**EXERCISE DIRECTIONS**: All entries below are to be retyped in full, precisely as they appear.

-------------------------

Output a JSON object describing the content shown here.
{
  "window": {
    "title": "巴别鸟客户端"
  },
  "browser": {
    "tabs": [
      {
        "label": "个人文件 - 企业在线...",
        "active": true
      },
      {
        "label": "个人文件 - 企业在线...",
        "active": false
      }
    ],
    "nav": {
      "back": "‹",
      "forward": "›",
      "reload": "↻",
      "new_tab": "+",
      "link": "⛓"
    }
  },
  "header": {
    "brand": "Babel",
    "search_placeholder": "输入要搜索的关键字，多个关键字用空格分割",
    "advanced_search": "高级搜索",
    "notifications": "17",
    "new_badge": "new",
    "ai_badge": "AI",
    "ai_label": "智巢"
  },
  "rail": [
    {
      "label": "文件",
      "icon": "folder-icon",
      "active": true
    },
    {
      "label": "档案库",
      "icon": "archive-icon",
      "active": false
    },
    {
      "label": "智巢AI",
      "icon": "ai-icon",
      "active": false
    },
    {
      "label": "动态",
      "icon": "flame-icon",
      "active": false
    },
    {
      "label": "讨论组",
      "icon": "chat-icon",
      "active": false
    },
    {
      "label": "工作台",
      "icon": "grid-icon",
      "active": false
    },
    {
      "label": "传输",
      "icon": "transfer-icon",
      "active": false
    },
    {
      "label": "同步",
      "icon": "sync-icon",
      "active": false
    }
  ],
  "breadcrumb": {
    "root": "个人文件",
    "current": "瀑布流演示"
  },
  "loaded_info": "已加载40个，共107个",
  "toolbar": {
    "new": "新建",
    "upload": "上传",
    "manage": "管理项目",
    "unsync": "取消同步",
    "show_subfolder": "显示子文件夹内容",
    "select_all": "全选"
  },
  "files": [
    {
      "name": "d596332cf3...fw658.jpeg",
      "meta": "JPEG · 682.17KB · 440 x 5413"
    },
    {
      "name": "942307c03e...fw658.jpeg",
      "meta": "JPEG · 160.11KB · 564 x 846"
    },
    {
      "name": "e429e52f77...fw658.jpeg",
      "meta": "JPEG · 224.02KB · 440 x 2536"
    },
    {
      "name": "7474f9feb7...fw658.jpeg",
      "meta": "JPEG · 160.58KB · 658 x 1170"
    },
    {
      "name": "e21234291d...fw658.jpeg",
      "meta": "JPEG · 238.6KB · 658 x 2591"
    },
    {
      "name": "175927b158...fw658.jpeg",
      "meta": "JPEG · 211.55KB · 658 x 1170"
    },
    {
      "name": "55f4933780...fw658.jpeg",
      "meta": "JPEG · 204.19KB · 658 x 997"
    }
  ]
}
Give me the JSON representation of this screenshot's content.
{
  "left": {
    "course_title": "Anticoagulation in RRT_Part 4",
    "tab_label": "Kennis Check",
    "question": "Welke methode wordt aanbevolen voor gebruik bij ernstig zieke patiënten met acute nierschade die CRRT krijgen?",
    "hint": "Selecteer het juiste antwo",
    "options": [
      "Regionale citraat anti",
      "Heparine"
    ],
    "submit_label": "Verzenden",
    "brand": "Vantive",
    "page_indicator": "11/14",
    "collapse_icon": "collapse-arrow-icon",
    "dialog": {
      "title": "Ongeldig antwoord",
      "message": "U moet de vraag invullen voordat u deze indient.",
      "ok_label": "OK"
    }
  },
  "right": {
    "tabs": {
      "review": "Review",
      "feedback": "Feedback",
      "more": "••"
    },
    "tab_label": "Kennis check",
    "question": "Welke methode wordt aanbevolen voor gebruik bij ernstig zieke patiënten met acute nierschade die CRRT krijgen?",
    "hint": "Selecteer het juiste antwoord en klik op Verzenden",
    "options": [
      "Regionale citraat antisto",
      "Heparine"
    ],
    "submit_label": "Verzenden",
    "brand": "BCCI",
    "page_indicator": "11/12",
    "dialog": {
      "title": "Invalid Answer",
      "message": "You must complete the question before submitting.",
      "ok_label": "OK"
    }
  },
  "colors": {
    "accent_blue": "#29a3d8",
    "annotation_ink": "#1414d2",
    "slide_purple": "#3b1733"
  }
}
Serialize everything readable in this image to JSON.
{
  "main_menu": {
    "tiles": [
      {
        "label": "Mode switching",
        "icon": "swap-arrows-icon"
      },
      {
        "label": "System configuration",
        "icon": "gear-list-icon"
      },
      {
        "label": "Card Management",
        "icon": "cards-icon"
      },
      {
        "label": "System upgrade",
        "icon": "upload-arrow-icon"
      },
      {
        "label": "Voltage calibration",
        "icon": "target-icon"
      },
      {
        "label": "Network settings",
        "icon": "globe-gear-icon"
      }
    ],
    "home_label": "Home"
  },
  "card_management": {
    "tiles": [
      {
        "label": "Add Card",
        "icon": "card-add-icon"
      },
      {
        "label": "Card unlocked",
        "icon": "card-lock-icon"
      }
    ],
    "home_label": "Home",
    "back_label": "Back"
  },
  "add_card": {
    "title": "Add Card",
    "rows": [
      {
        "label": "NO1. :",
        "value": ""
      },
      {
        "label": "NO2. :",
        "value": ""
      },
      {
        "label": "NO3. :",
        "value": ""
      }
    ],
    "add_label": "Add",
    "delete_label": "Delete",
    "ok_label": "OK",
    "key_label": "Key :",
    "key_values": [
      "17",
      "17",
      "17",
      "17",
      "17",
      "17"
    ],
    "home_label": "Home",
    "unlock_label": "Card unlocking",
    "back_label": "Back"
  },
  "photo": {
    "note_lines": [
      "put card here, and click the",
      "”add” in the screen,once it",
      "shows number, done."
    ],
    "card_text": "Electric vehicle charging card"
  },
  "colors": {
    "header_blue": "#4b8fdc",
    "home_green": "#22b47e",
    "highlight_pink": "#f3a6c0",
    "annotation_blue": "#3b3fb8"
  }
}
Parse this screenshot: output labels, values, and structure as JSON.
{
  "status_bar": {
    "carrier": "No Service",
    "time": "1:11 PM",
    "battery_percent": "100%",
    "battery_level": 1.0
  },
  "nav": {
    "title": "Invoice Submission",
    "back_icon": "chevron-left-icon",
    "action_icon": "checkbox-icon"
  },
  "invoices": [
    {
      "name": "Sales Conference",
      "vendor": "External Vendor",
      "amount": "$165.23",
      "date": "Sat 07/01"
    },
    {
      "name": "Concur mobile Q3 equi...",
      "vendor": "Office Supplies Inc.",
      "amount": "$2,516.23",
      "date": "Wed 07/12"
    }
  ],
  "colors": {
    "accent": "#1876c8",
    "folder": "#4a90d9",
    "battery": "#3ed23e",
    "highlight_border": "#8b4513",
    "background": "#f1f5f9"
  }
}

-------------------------

**RESPONSE AREA**:
Output a JSON object describing the content shown here.
{
  "window": {
    "title": "巴别鸟客户端"
  },
  "browser": {
    "tabs": [
      {
        "label": "个人文件 - 企业在线...",
        "active": true
      },
      {
        "label": "个人文件 - 企业在线...",
        "active": false
      }
    ],
    "nav": {
      "back": "‹",
      "forward": "›",
      "reload": "↻",
      "new_tab": "+",
      "link": "⛓"
    }
  },
  "header": {
    "brand": "Babel",
    "search_placeholder": "输入要搜索的关键字，多个关键字用空格分割",
    "advanced_search": "高级搜索",
    "notifications": "17",
    "new_badge": "new",
    "ai_badge": "AI",
    "ai_label": "智巢"
  },
  "rail": [
    {
      "label": "文件",
      "icon": "folder-icon",
      "active": true
    },
    {
      "label": "档案库",
      "icon": "archive-icon",
      "active": false
    },
    {
      "label": "智巢AI",
      "icon": "ai-icon",
      "active": false
    },
    {
      "label": "动态",
      "icon": "flame-icon",
      "active": false
    },
    {
      "label": "讨论组",
      "icon": "chat-icon",
      "active": false
    },
    {
      "label": "工作台",
      "icon": "grid-icon",
      "active": false
    },
    {
      "label": "传输",
      "icon": "transfer-icon",
      "active": false
    },
    {
      "label": "同步",
      "icon": "sync-icon",
      "active": false
    }
  ],
  "breadcrumb": {
    "root": "个人文件",
    "current": "瀑布流演示"
  },
  "loaded_info": "已加载40个，共107个",
  "toolbar": {
    "new": "新建",
    "upload": "上传",
    "manage": "管理项目",
    "unsync": "取消同步",
    "show_subfolder": "显示子文件夹内容",
    "select_all": "全选"
  },
  "files": [
    {
      "name": "d596332cf3...fw658.jpeg",
      "meta": "JPEG · 682.17KB · 440 x 5413"
    },
    {
      "name": "942307c03e...fw658.jpeg",
      "meta": "JPEG · 160.11KB · 564 x 846"
    },
    {
      "name": "e429e52f77...fw658.jpeg",
      "meta": "JPEG · 224.02KB · 440 x 2536"
    },
    {
      "name": "7474f9feb7...fw658.jpeg",
      "meta": "JPEG · 160.58KB · 658 x 1170"
    },
    {
      "name": "e21234291d...fw658.jpeg",
      "meta": "JPEG · 238.6KB · 658 x 2591"
    },
    {
      "name": "175927b158...fw658.jpeg",
      "meta": "JPEG · 211.55KB · 658 x 1170"
    },
    {
      "name": "55f4933780...fw658.jpeg",
      "meta": "JPEG · 204.19KB · 658 x 997"
    }
  ]
}
Give me the JSON representation of this screenshot's content.
{
  "left": {
    "course_title": "Anticoagulation in RRT_Part 4",
    "tab_label": "Kennis Check",
    "question": "Welke methode wordt aanbevolen voor gebruik bij ernstig zieke patiënten met acute nierschade die CRRT krijgen?",
    "hint": "Selecteer het juiste antwo",
    "options": [
      "Regionale citraat anti",
      "Heparine"
    ],
    "submit_label": "Verzenden",
    "brand": "Vantive",
    "page_indicator": "11/14",
    "collapse_icon": "collapse-arrow-icon",
    "dialog": {
      "title": "Ongeldig antwoord",
      "message": "U moet de vraag invullen voordat u deze indient.",
      "ok_label": "OK"
    }
  },
  "right": {
    "tabs": {
      "review": "Review",
      "feedback": "Feedback",
      "more": "••"
    },
    "tab_label": "Kennis check",
    "question": "Welke methode wordt aanbevolen voor gebruik bij ernstig zieke patiënten met acute nierschade die CRRT krijgen?",
    "hint": "Selecteer het juiste antwoord en klik op Verzenden",
    "options": [
      "Regionale citraat antisto",
      "Heparine"
    ],
    "submit_label": "Verzenden",
    "brand": "BCCI",
    "page_indicator": "11/12",
    "dialog": {
      "title": "Invalid Answer",
      "message": "You must complete the question before submitting.",
      "ok_label": "OK"
    }
  },
  "colors": {
    "accent_blue": "#29a3d8",
    "annotation_ink": "#1414d2",
    "slide_purple": "#3b1733"
  }
}
Serialize everything readable in this image to JSON.
{
  "main_menu": {
    "tiles": [
      {
        "label": "Mode switching",
        "icon": "swap-arrows-icon"
      },
      {
        "label": "System configuration",
        "icon": "gear-list-icon"
      },
      {
        "label": "Card Management",
        "icon": "cards-icon"
      },
      {
        "label": "System upgrade",
        "icon": "upload-arrow-icon"
      },
      {
        "label": "Voltage calibration",
        "icon": "target-icon"
      },
      {
        "label": "Network settings",
        "icon": "globe-gear-icon"
      }
    ],
    "home_label": "Home"
  },
  "card_management": {
    "tiles": [
      {
        "label": "Add Card",
        "icon": "card-add-icon"
      },
      {
        "label": "Card unlocked",
        "icon": "card-lock-icon"
      }
    ],
    "home_label": "Home",
    "back_label": "Back"
  },
  "add_card": {
    "title": "Add Card",
    "rows": [
      {
        "label": "NO1. :",
        "value": ""
      },
      {
        "label": "NO2. :",
        "value": ""
      },
      {
        "label": "NO3. :",
        "value": ""
      }
    ],
    "add_label": "Add",
    "delete_label": "Delete",
    "ok_label": "OK",
    "key_label": "Key :",
    "key_values": [
      "17",
      "17",
      "17",
      "17",
      "17",
      "17"
    ],
    "home_label": "Home",
    "unlock_label": "Card unlocking",
    "back_label": "Back"
  },
  "photo": {
    "note_lines": [
      "put card here, and click the",
      "”add” in the screen,once it",
      "shows number, done."
    ],
    "card_text": "Electric vehicle charging card"
  },
  "colors": {
    "header_blue": "#4b8fdc",
    "home_green": "#22b47e",
    "highlight_pink": "#f3a6c0",
    "annotation_blue": "#3b3fb8"
  }
}
Parse this screenshot: output labels, values, and structure as JSON.
{
  "status_bar": {
    "carrier": "No Service",
    "time": "1:11 PM",
    "battery_percent": "100%",
    "battery_level": 1.0
  },
  "nav": {
    "title": "Invoice Submission",
    "back_icon": "chevron-left-icon",
    "action_icon": "checkbox-icon"
  },
  "invoices": [
    {
      "name": "Sales Conference",
      "vendor": "External Vendor",
      "amount": "$165.23",
      "date": "Sat 07/01"
    },
    {
      "name": "Concur mobile Q3 equi...",
      "vendor": "Office Supplies Inc.",
      "amount": "$2,516.23",
      "date": "Wed 07/12"
    }
  ],
  "colors": {
    "accent": "#1876c8",
    "folder": "#4a90d9",
    "battery": "#3ed23e",
    "highlight_border": "#8b4513",
    "background": "#f1f5f9"
  }
}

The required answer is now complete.